The task: Show every line of the data that includes the word "true".

Records provided:
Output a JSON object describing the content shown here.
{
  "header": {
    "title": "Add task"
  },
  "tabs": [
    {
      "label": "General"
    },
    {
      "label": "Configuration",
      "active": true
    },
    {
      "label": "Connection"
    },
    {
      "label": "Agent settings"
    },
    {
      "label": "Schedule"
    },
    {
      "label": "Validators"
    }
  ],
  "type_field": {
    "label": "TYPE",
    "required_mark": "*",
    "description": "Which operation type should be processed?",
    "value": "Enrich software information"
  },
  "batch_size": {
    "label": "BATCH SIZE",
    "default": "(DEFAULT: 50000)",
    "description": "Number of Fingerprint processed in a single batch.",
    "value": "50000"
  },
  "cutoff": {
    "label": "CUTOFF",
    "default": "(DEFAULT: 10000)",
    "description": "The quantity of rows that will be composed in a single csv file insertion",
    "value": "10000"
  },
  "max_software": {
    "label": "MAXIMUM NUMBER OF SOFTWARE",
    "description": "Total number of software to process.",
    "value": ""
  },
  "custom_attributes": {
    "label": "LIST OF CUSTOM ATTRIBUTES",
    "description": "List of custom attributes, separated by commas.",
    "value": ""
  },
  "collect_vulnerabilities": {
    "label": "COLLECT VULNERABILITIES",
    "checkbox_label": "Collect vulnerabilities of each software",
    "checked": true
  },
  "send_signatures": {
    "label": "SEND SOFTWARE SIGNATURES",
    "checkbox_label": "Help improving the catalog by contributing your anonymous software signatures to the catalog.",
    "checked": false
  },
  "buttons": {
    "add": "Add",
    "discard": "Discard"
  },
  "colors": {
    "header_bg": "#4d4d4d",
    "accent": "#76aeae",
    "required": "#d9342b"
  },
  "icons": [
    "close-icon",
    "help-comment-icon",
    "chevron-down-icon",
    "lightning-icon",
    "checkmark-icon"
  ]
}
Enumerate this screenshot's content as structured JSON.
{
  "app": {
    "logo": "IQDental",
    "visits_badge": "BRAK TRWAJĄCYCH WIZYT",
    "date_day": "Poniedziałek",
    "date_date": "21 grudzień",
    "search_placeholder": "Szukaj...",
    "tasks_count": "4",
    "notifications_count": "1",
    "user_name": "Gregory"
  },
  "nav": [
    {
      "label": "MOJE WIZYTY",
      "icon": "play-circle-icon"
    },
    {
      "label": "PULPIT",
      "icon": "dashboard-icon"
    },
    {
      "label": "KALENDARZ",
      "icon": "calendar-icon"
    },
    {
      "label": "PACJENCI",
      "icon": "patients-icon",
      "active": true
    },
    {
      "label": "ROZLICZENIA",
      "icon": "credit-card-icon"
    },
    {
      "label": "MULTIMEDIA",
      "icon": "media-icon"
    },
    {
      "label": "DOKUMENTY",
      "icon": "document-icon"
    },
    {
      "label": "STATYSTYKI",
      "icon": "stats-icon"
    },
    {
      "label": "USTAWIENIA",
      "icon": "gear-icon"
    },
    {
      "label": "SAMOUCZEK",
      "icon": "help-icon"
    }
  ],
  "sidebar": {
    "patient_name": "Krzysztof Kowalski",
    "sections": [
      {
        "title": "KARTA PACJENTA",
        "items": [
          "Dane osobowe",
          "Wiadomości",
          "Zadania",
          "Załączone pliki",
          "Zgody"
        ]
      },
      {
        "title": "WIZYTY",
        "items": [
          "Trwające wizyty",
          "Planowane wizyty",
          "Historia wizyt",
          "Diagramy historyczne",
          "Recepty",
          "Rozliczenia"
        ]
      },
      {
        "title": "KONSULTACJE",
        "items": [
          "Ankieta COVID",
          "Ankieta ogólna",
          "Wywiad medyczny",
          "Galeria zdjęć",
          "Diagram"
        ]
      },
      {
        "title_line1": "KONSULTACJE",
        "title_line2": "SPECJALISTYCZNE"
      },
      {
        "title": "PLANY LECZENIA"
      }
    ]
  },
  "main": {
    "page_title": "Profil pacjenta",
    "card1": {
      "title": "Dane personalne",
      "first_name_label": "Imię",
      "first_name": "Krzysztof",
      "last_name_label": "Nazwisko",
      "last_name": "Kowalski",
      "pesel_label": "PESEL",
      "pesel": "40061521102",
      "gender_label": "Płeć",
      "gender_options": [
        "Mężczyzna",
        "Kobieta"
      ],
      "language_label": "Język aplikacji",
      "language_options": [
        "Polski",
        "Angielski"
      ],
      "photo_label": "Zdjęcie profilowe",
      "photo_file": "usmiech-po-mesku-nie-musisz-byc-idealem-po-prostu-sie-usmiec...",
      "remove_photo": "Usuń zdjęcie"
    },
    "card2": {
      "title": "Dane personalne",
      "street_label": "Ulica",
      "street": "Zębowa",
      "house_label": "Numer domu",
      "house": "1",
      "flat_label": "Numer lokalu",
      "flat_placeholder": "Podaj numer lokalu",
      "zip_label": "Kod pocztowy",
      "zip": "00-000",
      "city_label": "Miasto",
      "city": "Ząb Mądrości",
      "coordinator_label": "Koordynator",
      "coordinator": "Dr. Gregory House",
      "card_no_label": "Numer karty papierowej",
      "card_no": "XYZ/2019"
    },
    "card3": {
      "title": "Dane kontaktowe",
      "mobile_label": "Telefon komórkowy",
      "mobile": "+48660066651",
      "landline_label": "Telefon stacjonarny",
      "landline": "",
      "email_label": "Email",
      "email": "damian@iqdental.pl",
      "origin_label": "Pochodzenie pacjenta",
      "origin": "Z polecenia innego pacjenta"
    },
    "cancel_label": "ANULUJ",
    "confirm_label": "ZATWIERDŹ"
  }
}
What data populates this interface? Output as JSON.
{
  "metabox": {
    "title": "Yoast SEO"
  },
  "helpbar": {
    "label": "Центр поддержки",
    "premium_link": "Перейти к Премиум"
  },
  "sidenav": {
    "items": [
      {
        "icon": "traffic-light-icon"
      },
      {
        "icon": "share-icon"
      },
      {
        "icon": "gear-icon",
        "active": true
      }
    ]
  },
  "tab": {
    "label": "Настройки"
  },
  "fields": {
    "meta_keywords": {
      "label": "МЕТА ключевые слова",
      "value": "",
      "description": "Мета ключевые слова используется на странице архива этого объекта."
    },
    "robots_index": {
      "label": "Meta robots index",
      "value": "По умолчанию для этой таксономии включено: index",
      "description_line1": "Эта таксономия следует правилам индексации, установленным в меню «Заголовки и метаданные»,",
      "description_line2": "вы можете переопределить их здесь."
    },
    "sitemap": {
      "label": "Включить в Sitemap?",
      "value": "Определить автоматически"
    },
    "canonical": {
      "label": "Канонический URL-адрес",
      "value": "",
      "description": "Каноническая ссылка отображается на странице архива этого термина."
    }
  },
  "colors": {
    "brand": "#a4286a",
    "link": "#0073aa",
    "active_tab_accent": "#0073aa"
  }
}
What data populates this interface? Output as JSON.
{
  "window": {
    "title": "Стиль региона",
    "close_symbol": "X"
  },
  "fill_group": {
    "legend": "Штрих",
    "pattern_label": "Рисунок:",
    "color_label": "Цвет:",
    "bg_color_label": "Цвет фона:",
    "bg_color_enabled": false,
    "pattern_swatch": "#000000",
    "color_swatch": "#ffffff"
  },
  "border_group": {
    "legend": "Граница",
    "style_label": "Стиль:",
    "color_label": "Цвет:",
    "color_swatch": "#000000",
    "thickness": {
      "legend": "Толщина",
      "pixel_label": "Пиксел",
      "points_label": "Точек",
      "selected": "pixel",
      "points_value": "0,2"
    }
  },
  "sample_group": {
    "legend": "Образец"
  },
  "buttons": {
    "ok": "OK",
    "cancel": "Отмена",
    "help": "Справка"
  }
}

Answer box:
      "active": true
    "checked": true
      "active": true
        "active": true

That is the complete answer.